Laval in 1659. Cure of Quebec, 1660-1687; and grand-vicar of th...
(John Graves Simcoe era) Agent for government of Upper Canada, ...
Discovered by Charles de Greysolon, Sieur de La
Engaged in the service of the Hudson's Bay Company,
west of th...
(Sir John A Macdonald era) Liberal, elected for Montreal in by-...
Caesar Sir Julius 1558-1636 Sat In Parliament 1589-1622
chancellor of the exchequer, 1606; master of the Rolls, 1614-16...
(Wolfe / Montcalm era) Abandonment of, by French government, 53...
La Peltrie Marie Madeleine De Nee De Chauvigny Daughter Of The
Seigneur de Vaubougon, in Normandy; married early in life, and ...
Hoofstad van Kanada; an de Rivier van St. Laurens; das de
Index : William Lyon Mackenzie Era Comes To Canada 1817 89 Arouses Public Feeling 89
tried for libel at Kingston and again at Brockville, and acquit...
(Count Frontenac era) His December journey from Michilimackinac...
The name Acadia or "la Cadie" is found as early as Nov. 8,
1603, in the commission of Henry IV appointing Pierre du Gua, Sieur de
Monts, lieutenant-general in La Cadie, extending from the fortieth to
the forty-sixth degree of north latitude. The limits were afterwards
reduced, and the boundaries of Acadia became a cause of contention
between France and England. France claimed that the English possessions
were restricted to the peninsula of Nova Scotia, and that the territory
now known as New Brunswick had not been ceded to England. The first
settlement in Acadia was on the Island of St. Croix in 1604, but the

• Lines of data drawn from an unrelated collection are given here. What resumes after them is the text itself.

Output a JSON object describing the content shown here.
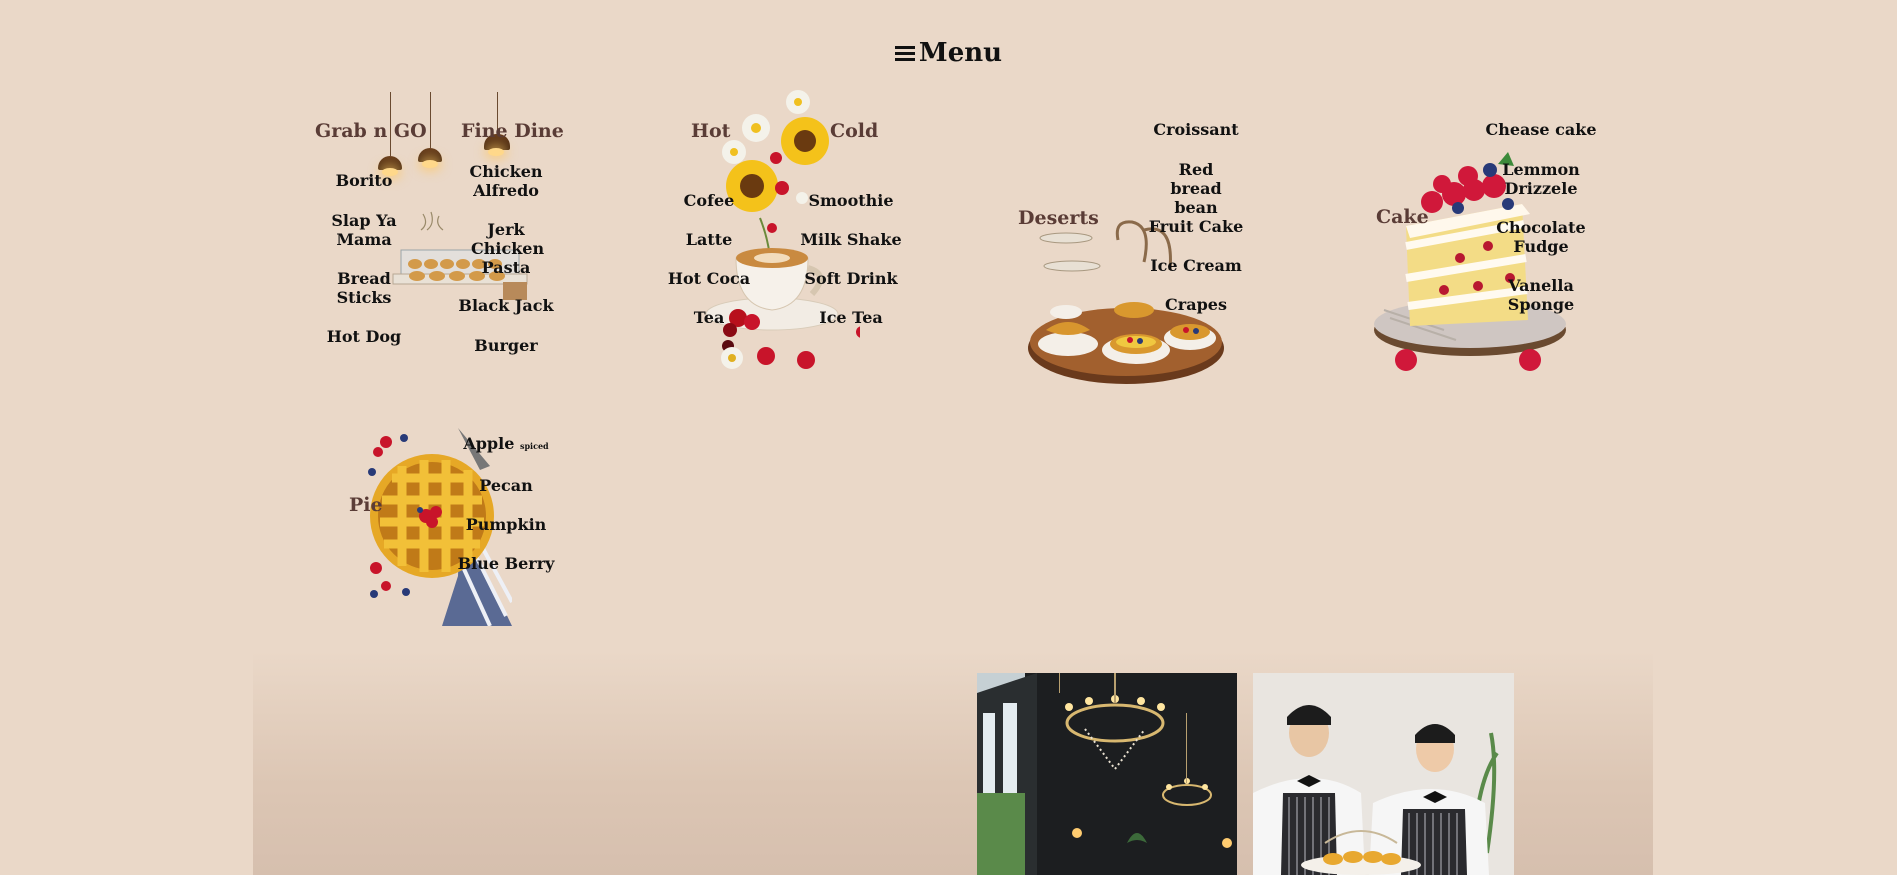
{
  "header": {
    "title": "Menu",
    "icon": "hamburger-menu-icon"
  },
  "sections": {
    "grab": {
      "title_left": "Grab n GO",
      "title_right": "Fine Dine",
      "left_items": [
        "Borito",
        "Slap Ya Mama",
        "Bread Sticks",
        "Hot Dog"
      ],
      "right_items": [
        "Chicken Alfredo",
        "Jerk Chicken Pasta",
        "Black Jack",
        "Burger"
      ]
    },
    "drinks": {
      "title_left": "Hot",
      "title_right": "Cold",
      "left_items": [
        "Cofee",
        "Latte",
        "Hot Coca",
        "Tea"
      ],
      "right_items": [
        "Smoothie",
        "Milk Shake",
        "Soft Drink",
        "Ice Tea"
      ]
    },
    "deserts": {
      "title": "Deserts",
      "items": [
        "Croissant",
        "Red bread bean",
        "Fruit Cake",
        "Ice Cream",
        "Crapes"
      ]
    },
    "cake": {
      "title": "Cake",
      "items": [
        "Chease cake",
        "Lemmon Drizzele",
        "Chocolate Fudge",
        "Vanella Sponge"
      ]
    },
    "pie": {
      "title": "Pie",
      "item_apple": "Apple",
      "item_apple_note": "spiced",
      "items": [
        "Pecan",
        "Pumpkin",
        "Blue Berry"
      ]
    }
  },
  "colors": {
    "background": "#ead8c8",
    "category_text": "#5a3c36",
    "item_text": "#111111"
  }
}
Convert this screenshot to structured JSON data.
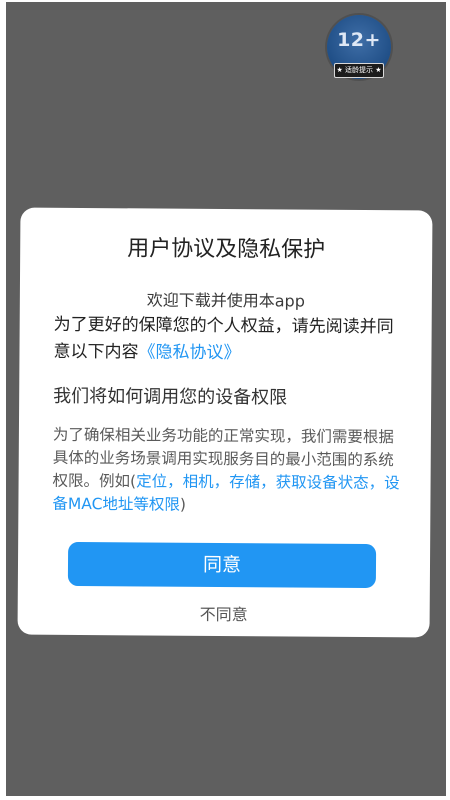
{
  "badge": {
    "age": "12+",
    "caption": "★ 适龄提示 ★"
  },
  "dialog": {
    "title": "用户协议及隐私保护",
    "welcome": "欢迎下载并使用本app",
    "intro_text": "为了更好的保障您的个人权益，请先阅读并同意以下内容",
    "privacy_link": "《隐私协议》",
    "permissions_title": "我们将如何调用您的设备权限",
    "permissions_text": "为了确保相关业务功能的正常实现，我们需要根据具体的业务场景调用实现服务目的最小范围的系统权限。例如(",
    "permissions_examples": "定位，相机，存储，获取设备状态，设备MAC地址等权限",
    "permissions_close": ")",
    "agree_label": "同意",
    "disagree_label": "不同意"
  },
  "colors": {
    "overlay": "#5f5f5f",
    "accent": "#2196f3",
    "badge": "#1f4e86"
  }
}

following year it was transferred to Port Royal, and abandoned in 1607.
Three years later the Sieur de Poutrincourt established a new settlement
at Port Royal, which was destroyed by Argall in 1613. In September,
1621, James I granted the territory of Acadia, under the name of Nova
Scotia, to Sir William Alexander. This grant was renewed in July, 1625,
by Charles I. A small Scottish settlement was established at Port Royal
by the grantee. Acadia was restored to France by the treaty of St.
Germain-en-Laye in 1632, and during the same year new settlers were
brought from France. Acadia was finally ceded to Great Britain by the
treaty of Utrecht in 1713. =Index=: (Samuel de Champlain era) Its resources and limits, 18;
English king indisposed to restore, 213. (Count Frontenac era) Attempt to form settlement
in, 6; seized by English under Kirke, 22; subsequent vicissitudes,
268-272; seized under orders from Cromwell, 268; settlers disposed to
trade with New England, 270; Port Royal (Annapolis) made capital, 270;
visited by Meulles and Saint Vallier, and census taken, 271; Port Royal
and other posts captured by Phipps, who establishes government, 274;
passes again under French control, 316. =Bib.=: Champlain, Voyages;
Lescarbot, New France; Denys, Acadia; Parkman, Pioneers of France;
Rameau de Saint-Pere, Une Colonie Feodale; Calnek and Savary, History
of the County of Annapolis; Moreau, Histoire de l'Acadie; Hannay,
History of Acadia; Campbell, History of Nova Scotia; Murdoch,
History of Nova Scotia.
Next: Acadia College
Previous: Academy Of Arts